The odd shape of the piazza will make perfect sense once you realize that this space was once the site of an ancient Roman circus, generally an elongated version of a Roman arena where people would go to watch athletic and theatre events. And although the circus which once occupied Piazza Navona is gone, it has left its clearly-defined outline on the curved buildings which once surrounded it. The piazza is today one of the best places to see Baroque architecture in Rome.
The Piazza Navona was turned into a city market in the 15th century, and though the market was later moved again in the 1800s this piazza is still a common place to find vendors set up selling trinkets to tourists or, in December, Christmas goodies to anyone who’s around. There are also occasional performances which take place here as well. There are several cafes with pretty dining areas facing the piazza, but expect to pay for the privilege of being seen eating on Piazza Navona.
A particularly colorful story in Roman history revolves around the real-life rivalry between Gian Lorenzo Bernini and Francesco Borromini, both talented artists, architects and sculptors of the 17th century, both of whom have major works of art featured in Piazza Navona. The piazza’s main monuments, in fact, are the large Bernini fountain at the center (including the Egyptian obelisk) and the church of Sant’Agnese in Agone, designed by Borromini.
Bernini’s fountain is called Fontana dei Quattro Fiumi, or Fountain of the Four Rivers, and it features statues representing the Nile, the Ganges, the Danube and the Rio de la Plata. One of the statues on Bernini’s fountain squarely faces the front of Borromini’s church, and it is that statue which appears to be recoiling in horror. Popular myth says that this was Bernini’s artistic critique of his rival’s work, but it really is just a myth – the church wasn’t even started until a year after the fountain was completed.
Hours: Piazza is always open, cafes & churches are not
Admission: Piazza is free, cafes & churches are not

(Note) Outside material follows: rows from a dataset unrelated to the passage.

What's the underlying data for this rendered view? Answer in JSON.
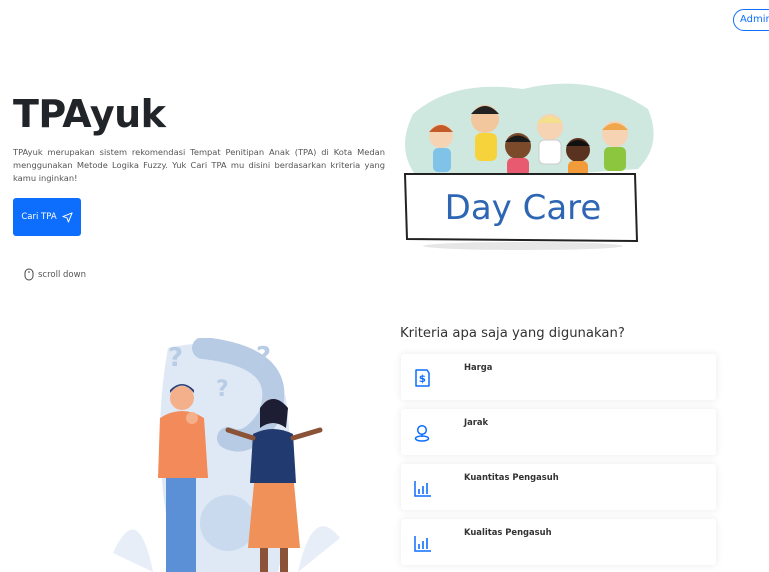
{
  "header": {
    "admin_label": "Admin"
  },
  "hero": {
    "title": "TPAyuk",
    "description": "TPAyuk merupakan sistem rekomendasi Tempat Penitipan Anak (TPA) di Kota Medan menggunakan Metode Logika Fuzzy. Yuk Cari TPA mu disini berdasarkan kriteria yang kamu inginkan!",
    "cta_label": "Cari TPA",
    "scroll_label": "scroll down",
    "sign_text": "Day Care"
  },
  "criteria": {
    "title": "Kriteria apa saja yang digunakan?",
    "items": [
      {
        "label": "Harga",
        "icon": "price-tag-icon"
      },
      {
        "label": "Jarak",
        "icon": "location-pin-icon"
      },
      {
        "label": "Kuantitas Pengasuh",
        "icon": "bar-chart-icon"
      },
      {
        "label": "Kualitas Pengasuh",
        "icon": "bar-chart-icon"
      }
    ]
  },
  "colors": {
    "primary": "#0d6efd",
    "text": "#212529",
    "muted": "#555555"
  }
}
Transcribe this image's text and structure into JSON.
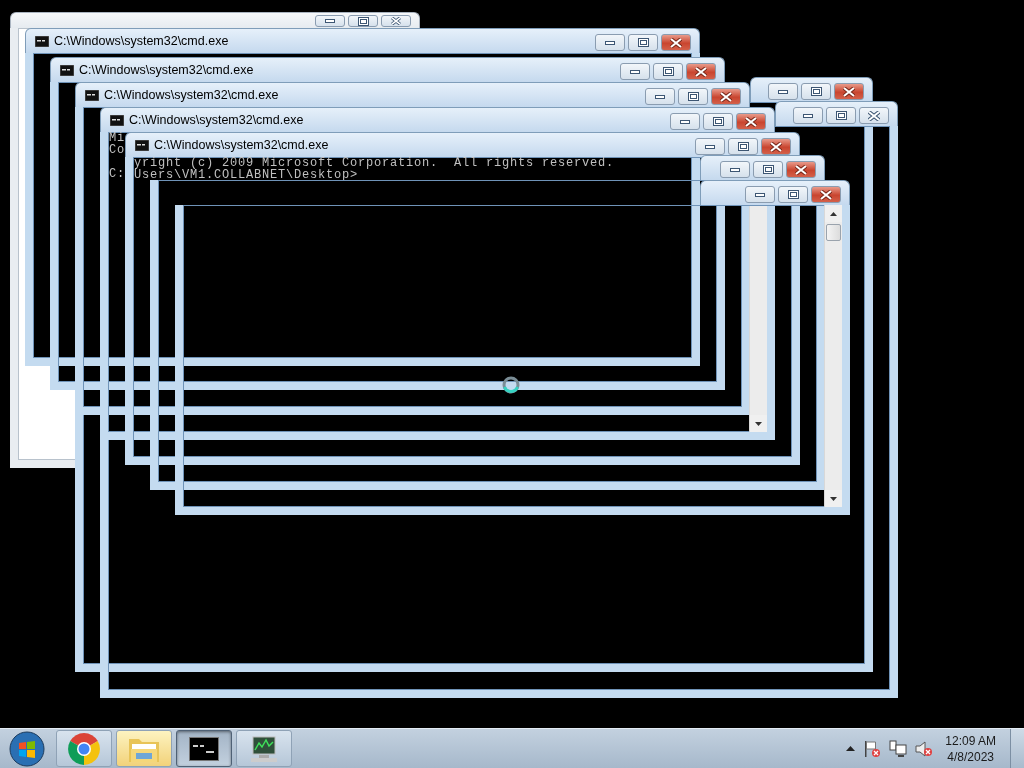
{
  "desktop": {
    "windows": [
      {
        "kind": "plain",
        "active": false
      },
      {
        "kind": "console",
        "active": true
      },
      {
        "kind": "console",
        "active": false
      },
      {
        "kind": "console",
        "active": true,
        "title": "C:\\Windows\\system32\\cmd.exe"
      },
      {
        "kind": "console",
        "active": true,
        "title": "C:\\Windows\\system32\\cmd.exe"
      },
      {
        "kind": "console",
        "active": true,
        "title": "C:\\Windows\\system32\\cmd.exe"
      },
      {
        "kind": "console",
        "active": true,
        "title": "C:\\Windows\\system32\\cmd.exe",
        "console": [
          [
            "Mi",
            "Co"
          ],
          [
            "C:"
          ]
        ]
      },
      {
        "kind": "console",
        "active": true,
        "title": "C:\\Windows\\system32\\cmd.exe",
        "console": [
          [
            "yright (c) 2009 Microsoft Corporation.  All rights reserved.",
            "Users\\VM1.COLLABNET\\Desktop>"
          ]
        ]
      },
      {
        "kind": "console",
        "active": true
      },
      {
        "kind": "console",
        "active": true
      }
    ]
  },
  "taskbar": {
    "items": [
      {
        "kind": "chrome",
        "highlighted": false,
        "selected": false
      },
      {
        "kind": "explorer",
        "highlighted": true,
        "selected": false
      },
      {
        "kind": "cmd",
        "highlighted": false,
        "selected": true
      },
      {
        "kind": "taskmgr",
        "highlighted": false,
        "selected": false
      }
    ],
    "clock": {
      "time": "12:09 AM",
      "date": "4/8/2023"
    }
  }
}
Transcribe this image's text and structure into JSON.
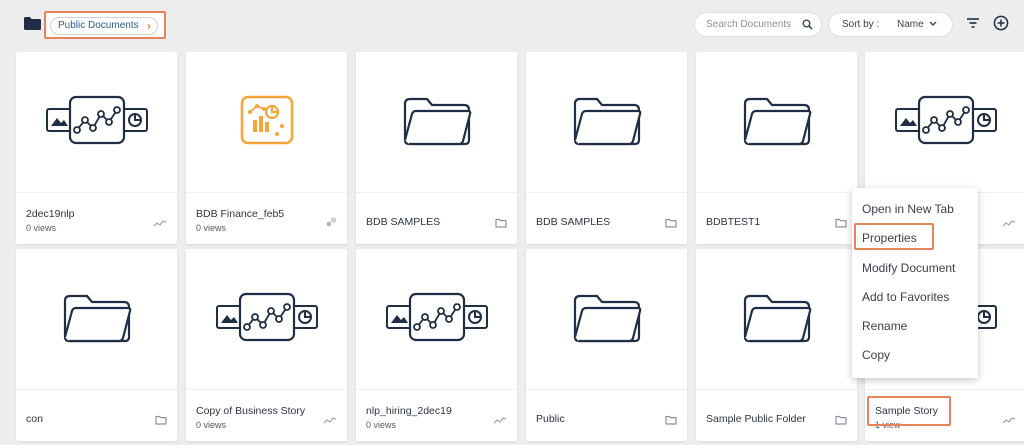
{
  "toolbar": {
    "breadcrumb": "Public Documents",
    "search_placeholder": "Search Documents",
    "sort_label": "Sort by :",
    "sort_value": "Name"
  },
  "icons": {
    "folder": "folder-icon",
    "story": "story-icon",
    "dashboard": "dashboard-icon",
    "trend": "trend-icon",
    "search": "search-icon",
    "filter": "filter-icon",
    "add": "add-icon"
  },
  "colors": {
    "accent": "#e8825a",
    "orange": "#f7a43a",
    "icon_navy": "#1f2e44"
  },
  "documents": [
    {
      "name": "2dec19nlp",
      "views": "0 views",
      "type": "story"
    },
    {
      "name": "BDB Finance_feb5",
      "views": "0 views",
      "type": "dashboard"
    },
    {
      "name": "BDB SAMPLES",
      "views": "",
      "type": "folder"
    },
    {
      "name": "BDB SAMPLES",
      "views": "",
      "type": "folder"
    },
    {
      "name": "BDBTEST1",
      "views": "",
      "type": "folder"
    },
    {
      "name": "",
      "views": "",
      "type": "story"
    },
    {
      "name": "con",
      "views": "",
      "type": "folder"
    },
    {
      "name": "Copy of Business Story",
      "views": "0 views",
      "type": "story"
    },
    {
      "name": "nlp_hiring_2dec19",
      "views": "0 views",
      "type": "story"
    },
    {
      "name": "Public",
      "views": "",
      "type": "folder"
    },
    {
      "name": "Sample Public Folder",
      "views": "",
      "type": "folder"
    },
    {
      "name": "Sample Story",
      "views": "1 view",
      "type": "story"
    }
  ],
  "context_menu": {
    "items": [
      "Open in New Tab",
      "Properties",
      "Modify Document",
      "Add to Favorites",
      "Rename",
      "Copy"
    ]
  }
}
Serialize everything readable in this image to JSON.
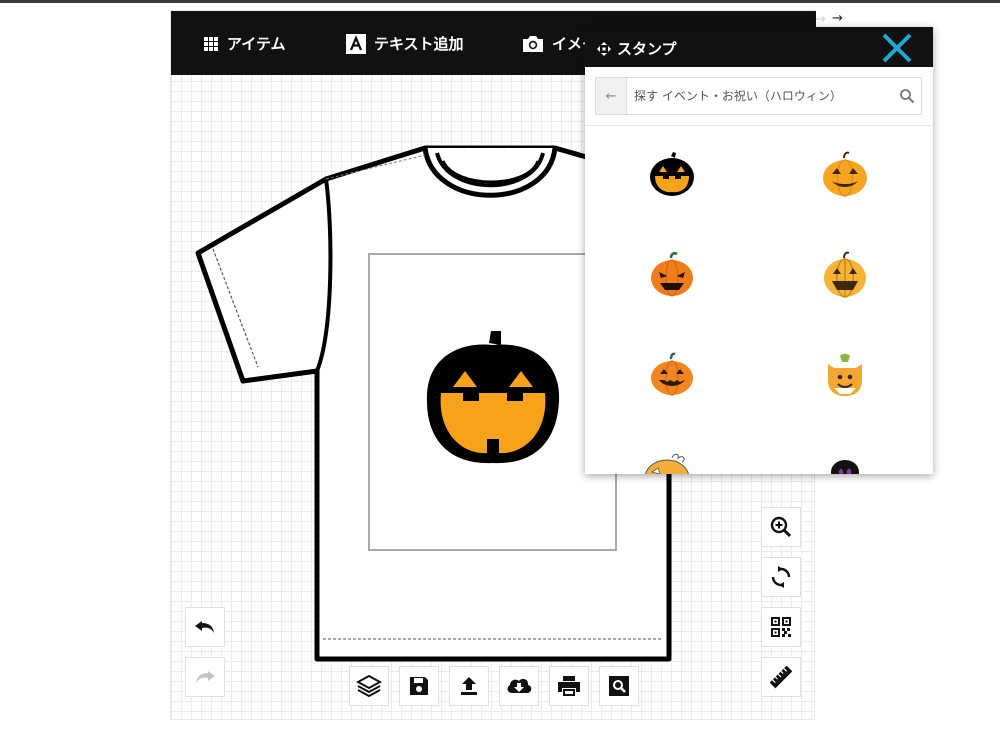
{
  "toolbar": {
    "item_label": "アイテム",
    "text_label": "テキスト追加",
    "image_label": "イメー"
  },
  "panel": {
    "title": "スタンプ",
    "search_placeholder": "探す イベント・お祝い（ハロウィン）"
  },
  "stamps": [
    {
      "icon": "pumpkin-black-outline-icon"
    },
    {
      "icon": "pumpkin-orange-icon"
    },
    {
      "icon": "pumpkin-dark-eyes-icon"
    },
    {
      "icon": "pumpkin-striped-icon"
    },
    {
      "icon": "pumpkin-small-icon"
    },
    {
      "icon": "pumpkin-ghost-icon"
    },
    {
      "icon": "pumpkin-outline-icon"
    },
    {
      "icon": "dark-ghost-icon"
    }
  ],
  "colors": {
    "toolbar_bg": "#111111",
    "accent_close": "#1fa9d6",
    "pumpkin_orange": "#f7a21b"
  }
}
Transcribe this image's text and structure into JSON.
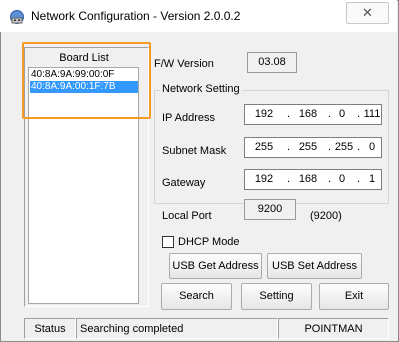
{
  "window": {
    "title": "Network Configuration - Version 2.0.0.2",
    "close_glyph": "✕"
  },
  "board_list": {
    "title": "Board List",
    "items": [
      "40:8A:9A:99:00:0F",
      "40:8A:9A:00:1F:7B"
    ],
    "selected_index": 1
  },
  "firmware": {
    "label": "F/W Version",
    "value": "03.08"
  },
  "network": {
    "group_label": "Network Setting",
    "ip": {
      "label": "IP Address",
      "octets": [
        "192",
        "168",
        "0",
        "111"
      ]
    },
    "subnet": {
      "label": "Subnet Mask",
      "octets": [
        "255",
        "255",
        "255",
        "0"
      ]
    },
    "gateway": {
      "label": "Gateway",
      "octets": [
        "192",
        "168",
        "0",
        "1"
      ]
    },
    "port": {
      "label": "Local Port",
      "value": "9200",
      "note": "(9200)"
    }
  },
  "dhcp": {
    "label": "DHCP Mode",
    "checked": false
  },
  "buttons": {
    "usb_get": "USB Get Address",
    "usb_set": "USB Set Address",
    "search": "Search",
    "setting": "Setting",
    "exit": "Exit"
  },
  "status": {
    "label": "Status",
    "message": "Searching completed",
    "brand": "POINTMAN"
  },
  "icons": {
    "app": "network-globe-icon",
    "close": "close-icon"
  },
  "colors": {
    "selection": "#3399ff",
    "highlight": "#f59a23"
  }
}
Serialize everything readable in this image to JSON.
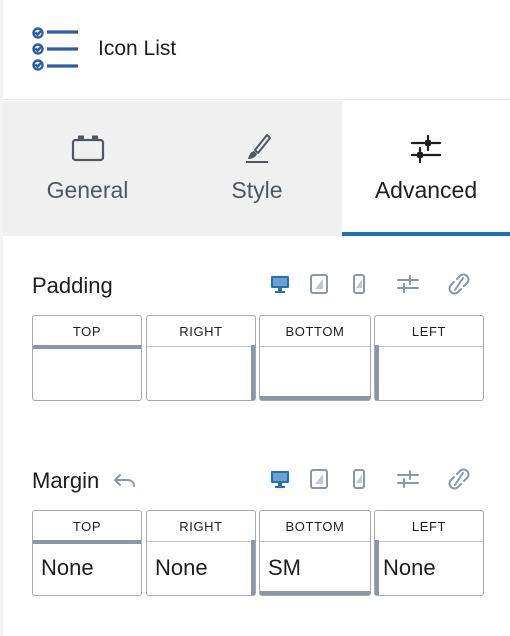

How to Get There: Bus 87 (from Metro line B, Colosseo stop), 492 (from Piazza Barberini), or 70 (from Termini Station)
Where it is in Rome:
Visualizzazione ingrandita della mappa